It was in April 1941, four and a half years after Edward VIII’s abdication, that the Duke and Duchess of Windsor, bored with the Bahamas, to which they had been exiled by the British government (the Duchess used to refer to Nassau as Elba), descended on the Palm Beach palace of Jimmy Donahue’s mother, Jessie, for lunch. Jimmy met and amused them both. In the autumn they were Jessie’s guests again, this time in New York; and then, in Nassau, they returned her hospitality. Jimmy went along for the kudos. Jessie Donahue’s generosity was such that the Windsors reciprocated with what they knew of friendship. By the early 1950s she would, in effect, be bankrolling them. There were also social contacts to be gained via this upstart, of a sort which an ex-King of Britain could not manage. Through his friendship with Cardinal ‘Fanny’ Spellman, Donahue wangled the Windsors an audience with Pope Pius XII.

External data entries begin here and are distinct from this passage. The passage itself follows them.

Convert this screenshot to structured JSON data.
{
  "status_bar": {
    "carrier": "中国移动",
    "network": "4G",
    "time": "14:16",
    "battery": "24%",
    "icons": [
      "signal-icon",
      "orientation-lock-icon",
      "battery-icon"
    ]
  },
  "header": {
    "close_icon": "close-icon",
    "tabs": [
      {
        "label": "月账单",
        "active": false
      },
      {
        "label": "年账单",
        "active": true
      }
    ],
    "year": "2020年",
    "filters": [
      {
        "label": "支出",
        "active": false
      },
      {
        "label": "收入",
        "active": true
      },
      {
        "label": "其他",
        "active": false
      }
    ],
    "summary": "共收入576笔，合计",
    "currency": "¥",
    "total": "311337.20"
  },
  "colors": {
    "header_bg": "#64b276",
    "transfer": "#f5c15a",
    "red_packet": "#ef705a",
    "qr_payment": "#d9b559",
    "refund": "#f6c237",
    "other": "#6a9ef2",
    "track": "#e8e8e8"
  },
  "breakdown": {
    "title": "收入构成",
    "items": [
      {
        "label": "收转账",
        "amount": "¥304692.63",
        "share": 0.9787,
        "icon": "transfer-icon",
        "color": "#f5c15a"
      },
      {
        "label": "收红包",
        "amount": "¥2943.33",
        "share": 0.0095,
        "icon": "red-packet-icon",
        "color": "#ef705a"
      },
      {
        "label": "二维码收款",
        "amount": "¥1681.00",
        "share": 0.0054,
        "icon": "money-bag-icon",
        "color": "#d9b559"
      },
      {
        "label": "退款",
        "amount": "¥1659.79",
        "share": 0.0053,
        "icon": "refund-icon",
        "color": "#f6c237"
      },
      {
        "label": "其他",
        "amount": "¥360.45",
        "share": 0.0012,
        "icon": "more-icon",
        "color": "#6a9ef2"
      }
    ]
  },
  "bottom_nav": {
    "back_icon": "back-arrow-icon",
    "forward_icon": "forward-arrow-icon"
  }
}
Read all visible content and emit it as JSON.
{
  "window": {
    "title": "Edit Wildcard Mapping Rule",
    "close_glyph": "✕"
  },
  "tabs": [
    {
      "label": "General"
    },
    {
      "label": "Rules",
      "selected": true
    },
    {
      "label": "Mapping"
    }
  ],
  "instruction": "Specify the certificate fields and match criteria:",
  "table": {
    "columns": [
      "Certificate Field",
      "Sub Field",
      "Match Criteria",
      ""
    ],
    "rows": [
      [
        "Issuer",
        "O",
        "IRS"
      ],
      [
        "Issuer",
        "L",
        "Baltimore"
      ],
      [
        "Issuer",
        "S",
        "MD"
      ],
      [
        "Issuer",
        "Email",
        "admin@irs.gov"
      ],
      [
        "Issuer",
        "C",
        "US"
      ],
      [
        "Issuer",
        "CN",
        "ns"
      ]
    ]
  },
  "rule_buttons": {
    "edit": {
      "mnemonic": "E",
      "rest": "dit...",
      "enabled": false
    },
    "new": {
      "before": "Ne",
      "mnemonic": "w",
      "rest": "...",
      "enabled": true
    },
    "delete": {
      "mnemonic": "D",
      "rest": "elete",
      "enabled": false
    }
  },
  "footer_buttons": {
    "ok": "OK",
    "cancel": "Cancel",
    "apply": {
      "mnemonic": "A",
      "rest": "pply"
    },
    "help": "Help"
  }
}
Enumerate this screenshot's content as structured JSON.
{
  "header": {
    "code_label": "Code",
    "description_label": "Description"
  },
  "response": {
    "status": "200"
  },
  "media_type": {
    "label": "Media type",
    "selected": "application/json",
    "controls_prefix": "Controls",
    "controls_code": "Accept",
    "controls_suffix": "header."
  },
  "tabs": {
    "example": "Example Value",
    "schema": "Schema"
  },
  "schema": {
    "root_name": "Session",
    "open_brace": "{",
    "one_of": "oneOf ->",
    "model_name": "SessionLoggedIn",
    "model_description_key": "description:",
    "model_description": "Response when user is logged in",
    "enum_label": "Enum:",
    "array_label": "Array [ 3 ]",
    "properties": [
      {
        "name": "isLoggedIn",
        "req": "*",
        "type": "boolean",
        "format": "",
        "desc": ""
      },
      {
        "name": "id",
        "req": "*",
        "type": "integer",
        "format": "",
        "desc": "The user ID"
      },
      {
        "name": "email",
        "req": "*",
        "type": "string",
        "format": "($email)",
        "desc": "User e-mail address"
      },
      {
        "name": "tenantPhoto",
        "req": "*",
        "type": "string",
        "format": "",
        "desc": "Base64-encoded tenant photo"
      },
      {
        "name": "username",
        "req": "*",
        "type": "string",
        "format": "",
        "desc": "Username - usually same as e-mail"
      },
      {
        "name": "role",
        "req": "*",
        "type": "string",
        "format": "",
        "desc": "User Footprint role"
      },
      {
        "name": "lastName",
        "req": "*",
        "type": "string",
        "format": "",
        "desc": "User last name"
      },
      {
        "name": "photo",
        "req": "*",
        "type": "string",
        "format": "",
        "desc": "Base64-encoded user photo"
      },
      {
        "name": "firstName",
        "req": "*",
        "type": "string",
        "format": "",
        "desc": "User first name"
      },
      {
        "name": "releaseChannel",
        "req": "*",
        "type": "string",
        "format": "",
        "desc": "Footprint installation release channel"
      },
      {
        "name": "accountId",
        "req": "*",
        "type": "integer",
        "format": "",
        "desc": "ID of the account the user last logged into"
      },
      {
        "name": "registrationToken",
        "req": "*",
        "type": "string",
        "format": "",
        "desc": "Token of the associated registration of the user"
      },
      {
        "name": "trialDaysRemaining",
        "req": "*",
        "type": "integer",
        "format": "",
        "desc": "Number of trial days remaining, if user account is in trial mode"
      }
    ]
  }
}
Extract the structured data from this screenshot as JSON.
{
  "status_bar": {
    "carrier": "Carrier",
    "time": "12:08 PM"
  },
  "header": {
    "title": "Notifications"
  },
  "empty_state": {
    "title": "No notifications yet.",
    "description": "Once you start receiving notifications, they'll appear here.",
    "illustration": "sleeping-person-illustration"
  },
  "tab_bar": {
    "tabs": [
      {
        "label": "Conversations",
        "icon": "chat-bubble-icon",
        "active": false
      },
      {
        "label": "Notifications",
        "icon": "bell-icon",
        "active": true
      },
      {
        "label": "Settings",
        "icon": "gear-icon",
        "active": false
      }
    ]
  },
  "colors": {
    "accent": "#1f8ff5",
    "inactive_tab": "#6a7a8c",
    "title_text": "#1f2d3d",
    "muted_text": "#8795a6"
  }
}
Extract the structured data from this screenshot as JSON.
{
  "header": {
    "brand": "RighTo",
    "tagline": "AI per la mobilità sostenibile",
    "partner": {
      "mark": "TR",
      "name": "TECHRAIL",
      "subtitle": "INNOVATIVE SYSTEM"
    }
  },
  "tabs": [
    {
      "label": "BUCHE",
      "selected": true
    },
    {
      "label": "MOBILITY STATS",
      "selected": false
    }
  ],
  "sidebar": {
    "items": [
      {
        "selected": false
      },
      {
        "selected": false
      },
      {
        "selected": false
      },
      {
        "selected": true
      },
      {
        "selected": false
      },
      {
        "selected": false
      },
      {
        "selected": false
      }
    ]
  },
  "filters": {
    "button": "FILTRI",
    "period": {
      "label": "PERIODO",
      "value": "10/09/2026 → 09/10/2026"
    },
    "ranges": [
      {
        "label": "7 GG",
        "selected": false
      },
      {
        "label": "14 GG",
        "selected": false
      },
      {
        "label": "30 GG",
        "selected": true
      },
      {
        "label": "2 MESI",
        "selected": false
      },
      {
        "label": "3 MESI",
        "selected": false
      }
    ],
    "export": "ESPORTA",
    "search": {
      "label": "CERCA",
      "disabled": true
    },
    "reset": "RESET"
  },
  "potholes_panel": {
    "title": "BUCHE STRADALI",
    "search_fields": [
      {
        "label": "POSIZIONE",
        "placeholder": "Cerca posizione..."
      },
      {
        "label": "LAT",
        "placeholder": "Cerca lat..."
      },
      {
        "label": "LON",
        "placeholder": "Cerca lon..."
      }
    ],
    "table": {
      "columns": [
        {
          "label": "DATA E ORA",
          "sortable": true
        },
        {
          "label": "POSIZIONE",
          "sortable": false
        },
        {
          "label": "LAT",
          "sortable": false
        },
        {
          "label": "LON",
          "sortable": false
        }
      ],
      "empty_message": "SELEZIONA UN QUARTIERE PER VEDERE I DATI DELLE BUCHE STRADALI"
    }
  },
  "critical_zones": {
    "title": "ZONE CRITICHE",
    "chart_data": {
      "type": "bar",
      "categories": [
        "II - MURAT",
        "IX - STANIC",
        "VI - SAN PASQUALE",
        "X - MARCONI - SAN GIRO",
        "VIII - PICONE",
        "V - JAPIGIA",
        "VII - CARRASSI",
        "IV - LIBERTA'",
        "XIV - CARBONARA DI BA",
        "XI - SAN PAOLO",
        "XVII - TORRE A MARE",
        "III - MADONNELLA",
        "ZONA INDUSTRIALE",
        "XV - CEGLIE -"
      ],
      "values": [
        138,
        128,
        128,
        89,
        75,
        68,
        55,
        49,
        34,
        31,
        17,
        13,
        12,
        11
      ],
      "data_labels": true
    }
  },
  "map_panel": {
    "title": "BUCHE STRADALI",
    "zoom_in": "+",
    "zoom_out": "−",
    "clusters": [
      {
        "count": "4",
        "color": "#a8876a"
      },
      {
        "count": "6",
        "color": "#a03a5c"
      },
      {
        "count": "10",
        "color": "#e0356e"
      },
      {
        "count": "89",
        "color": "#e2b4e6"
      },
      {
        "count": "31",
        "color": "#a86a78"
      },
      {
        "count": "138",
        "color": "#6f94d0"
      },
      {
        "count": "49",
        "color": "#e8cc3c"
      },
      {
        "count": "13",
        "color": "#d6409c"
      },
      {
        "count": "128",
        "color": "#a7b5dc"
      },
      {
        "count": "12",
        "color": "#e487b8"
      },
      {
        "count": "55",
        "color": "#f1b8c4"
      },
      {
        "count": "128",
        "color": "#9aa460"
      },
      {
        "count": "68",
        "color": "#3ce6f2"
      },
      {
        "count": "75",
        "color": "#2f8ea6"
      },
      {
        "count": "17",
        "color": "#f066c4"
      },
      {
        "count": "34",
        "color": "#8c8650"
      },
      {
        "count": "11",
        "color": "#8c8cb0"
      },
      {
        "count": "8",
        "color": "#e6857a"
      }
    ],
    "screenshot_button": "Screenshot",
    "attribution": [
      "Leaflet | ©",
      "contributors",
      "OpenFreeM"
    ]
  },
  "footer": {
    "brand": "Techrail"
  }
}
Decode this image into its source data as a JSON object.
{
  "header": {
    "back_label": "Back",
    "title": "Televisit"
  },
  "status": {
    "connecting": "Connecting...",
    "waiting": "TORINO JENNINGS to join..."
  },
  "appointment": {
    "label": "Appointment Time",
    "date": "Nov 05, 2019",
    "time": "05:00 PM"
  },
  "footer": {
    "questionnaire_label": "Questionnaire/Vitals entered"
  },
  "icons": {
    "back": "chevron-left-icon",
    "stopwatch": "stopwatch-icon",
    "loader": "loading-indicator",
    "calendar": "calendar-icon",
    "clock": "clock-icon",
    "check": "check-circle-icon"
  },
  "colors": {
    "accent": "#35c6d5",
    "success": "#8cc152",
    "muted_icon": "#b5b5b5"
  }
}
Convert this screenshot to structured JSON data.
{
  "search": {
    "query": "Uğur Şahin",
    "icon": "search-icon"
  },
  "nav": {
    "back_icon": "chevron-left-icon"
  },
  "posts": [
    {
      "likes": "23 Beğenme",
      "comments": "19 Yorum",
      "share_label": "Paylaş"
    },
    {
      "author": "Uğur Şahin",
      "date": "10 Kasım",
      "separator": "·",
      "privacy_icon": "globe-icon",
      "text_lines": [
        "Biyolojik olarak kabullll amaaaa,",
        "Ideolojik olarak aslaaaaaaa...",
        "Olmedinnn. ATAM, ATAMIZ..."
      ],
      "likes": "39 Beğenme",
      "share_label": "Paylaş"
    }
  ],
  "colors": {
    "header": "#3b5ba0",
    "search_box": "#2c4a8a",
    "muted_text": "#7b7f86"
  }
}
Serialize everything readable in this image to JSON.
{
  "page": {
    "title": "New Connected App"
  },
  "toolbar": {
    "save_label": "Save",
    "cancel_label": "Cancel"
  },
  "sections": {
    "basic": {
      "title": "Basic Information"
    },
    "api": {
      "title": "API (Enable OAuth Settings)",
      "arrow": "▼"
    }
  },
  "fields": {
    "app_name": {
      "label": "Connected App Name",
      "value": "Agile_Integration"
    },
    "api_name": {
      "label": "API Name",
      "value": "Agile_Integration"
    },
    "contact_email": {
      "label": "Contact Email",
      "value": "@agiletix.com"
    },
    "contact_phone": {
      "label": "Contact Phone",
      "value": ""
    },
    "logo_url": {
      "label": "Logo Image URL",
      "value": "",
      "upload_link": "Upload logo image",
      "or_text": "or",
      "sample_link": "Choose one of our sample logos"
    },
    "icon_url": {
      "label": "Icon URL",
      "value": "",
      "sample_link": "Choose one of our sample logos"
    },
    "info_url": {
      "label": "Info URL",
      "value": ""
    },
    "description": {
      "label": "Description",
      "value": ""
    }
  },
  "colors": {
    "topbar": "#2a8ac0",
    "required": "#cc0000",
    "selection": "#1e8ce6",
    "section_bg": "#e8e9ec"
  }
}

On 24 May 1950, the Queen Mary left New York with the Windsors on board. Also travelling was Jimmy Donahue. By the time they reached Cherbourg, the Duchess was in love with him. She was fifty-four years old, he two decades younger. The Windsors were the guests of honour when he celebrated his thirty-fifth birthday, on 11 June, at Maxim’s in Paris. His affair with the Duchess was just getting into its stride. For both, fellatio was the main attraction. Donahue once said, on leaving a restaurant with the Duchess, ‘I am now going to have the best blowjob in all America’. The other attraction for her, of course, was that he was witty. No one who ever met the Duke thought he was anything but dim: he just passively relied on the adoration of strangers, as if he were still a king. Some who saw Donahue so often with the Windsors assumed it was the Duke who was involved with him, with the Duchess merely operating as their smokescreen. And it is true that when he was at Oxford as a young man, the Prince of Wales had been subjected to speculative gossip about his relationship with his tutor, Henry Hansell. (Hansell and Gretel, the wits had called them.) He was similarly connected with his cousin, Louis Mountbatten. But he was too passive and masochistic, possibly also too under-endowed, for the Duchess's tastes. Although she once said, during a row with Donahue, ‘And to think I gave up a king for a queen’, she knew she could rely on him (and, indeed, his mother) for the things she enjoyed. However, both Duke and Duchess both eventually tired of his boorishness, and when that happened they cut both him and his mother. The end came in Baden-Baden in the autumn of 1954. The Duke said ‘We’ve had enough of you, Jimmy. Get out!’ And that was that.